→ **WHAT THE TASK ASKS**:
Indicate only the number of lines in the listing below in which the word "link" appears.

── PROVIDED ENTRIES

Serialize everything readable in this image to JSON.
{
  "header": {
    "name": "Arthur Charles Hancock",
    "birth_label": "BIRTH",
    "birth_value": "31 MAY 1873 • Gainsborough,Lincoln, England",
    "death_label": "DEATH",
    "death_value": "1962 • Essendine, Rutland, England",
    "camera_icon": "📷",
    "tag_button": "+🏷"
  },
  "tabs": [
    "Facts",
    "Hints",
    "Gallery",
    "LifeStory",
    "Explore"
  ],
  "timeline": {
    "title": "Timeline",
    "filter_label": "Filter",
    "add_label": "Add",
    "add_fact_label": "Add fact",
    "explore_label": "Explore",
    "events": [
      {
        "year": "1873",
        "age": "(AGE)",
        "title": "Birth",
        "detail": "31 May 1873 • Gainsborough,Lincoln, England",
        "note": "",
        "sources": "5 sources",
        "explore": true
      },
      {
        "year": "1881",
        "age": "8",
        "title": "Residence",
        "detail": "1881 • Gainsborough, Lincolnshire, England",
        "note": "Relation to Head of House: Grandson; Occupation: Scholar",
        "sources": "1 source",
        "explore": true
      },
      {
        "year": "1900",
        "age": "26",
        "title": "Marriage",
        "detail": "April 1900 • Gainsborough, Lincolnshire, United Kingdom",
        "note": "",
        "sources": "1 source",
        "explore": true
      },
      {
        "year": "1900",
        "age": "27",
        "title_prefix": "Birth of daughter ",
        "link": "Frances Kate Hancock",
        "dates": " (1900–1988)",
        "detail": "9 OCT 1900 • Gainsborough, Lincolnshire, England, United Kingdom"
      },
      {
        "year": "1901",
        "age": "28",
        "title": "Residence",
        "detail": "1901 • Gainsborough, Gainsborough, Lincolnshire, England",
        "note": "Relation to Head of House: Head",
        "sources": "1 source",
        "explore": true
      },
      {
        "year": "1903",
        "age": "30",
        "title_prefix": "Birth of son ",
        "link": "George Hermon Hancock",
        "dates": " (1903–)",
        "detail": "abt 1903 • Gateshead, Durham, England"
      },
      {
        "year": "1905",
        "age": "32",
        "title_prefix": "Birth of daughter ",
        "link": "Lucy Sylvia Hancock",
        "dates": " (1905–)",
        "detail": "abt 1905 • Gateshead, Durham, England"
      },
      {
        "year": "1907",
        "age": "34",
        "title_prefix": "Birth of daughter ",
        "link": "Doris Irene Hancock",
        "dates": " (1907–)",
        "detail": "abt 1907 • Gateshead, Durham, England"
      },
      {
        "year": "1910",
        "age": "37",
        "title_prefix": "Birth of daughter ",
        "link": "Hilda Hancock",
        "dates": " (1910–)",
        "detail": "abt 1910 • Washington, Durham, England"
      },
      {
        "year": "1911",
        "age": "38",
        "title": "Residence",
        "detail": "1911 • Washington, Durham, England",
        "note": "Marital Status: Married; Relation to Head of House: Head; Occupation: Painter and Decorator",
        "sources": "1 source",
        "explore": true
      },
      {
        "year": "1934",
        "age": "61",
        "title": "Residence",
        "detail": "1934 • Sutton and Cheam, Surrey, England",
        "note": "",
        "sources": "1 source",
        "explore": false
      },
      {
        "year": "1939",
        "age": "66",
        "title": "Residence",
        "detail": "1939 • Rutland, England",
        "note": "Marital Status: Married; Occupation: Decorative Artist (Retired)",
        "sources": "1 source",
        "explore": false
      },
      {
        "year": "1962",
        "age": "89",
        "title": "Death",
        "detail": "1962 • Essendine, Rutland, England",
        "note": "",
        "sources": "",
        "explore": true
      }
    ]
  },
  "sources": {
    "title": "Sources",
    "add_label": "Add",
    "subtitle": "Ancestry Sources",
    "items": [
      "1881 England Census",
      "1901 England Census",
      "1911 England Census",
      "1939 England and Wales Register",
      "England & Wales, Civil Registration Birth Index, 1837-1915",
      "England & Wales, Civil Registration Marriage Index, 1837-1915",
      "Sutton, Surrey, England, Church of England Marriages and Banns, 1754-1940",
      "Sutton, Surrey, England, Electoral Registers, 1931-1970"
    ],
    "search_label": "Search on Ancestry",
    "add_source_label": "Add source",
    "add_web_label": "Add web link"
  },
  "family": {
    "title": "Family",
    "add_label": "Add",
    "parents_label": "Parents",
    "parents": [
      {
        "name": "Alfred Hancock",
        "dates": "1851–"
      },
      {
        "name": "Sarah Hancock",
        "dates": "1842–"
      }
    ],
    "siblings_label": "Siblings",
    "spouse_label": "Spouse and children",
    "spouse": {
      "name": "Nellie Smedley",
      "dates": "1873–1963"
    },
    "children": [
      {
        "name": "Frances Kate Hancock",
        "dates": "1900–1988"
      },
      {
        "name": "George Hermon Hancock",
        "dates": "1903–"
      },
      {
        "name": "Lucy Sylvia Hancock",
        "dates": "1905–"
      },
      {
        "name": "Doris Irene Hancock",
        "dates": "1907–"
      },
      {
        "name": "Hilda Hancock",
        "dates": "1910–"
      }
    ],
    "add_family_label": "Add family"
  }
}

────

→ **OUTPUT OF THE EXERCISE**:
6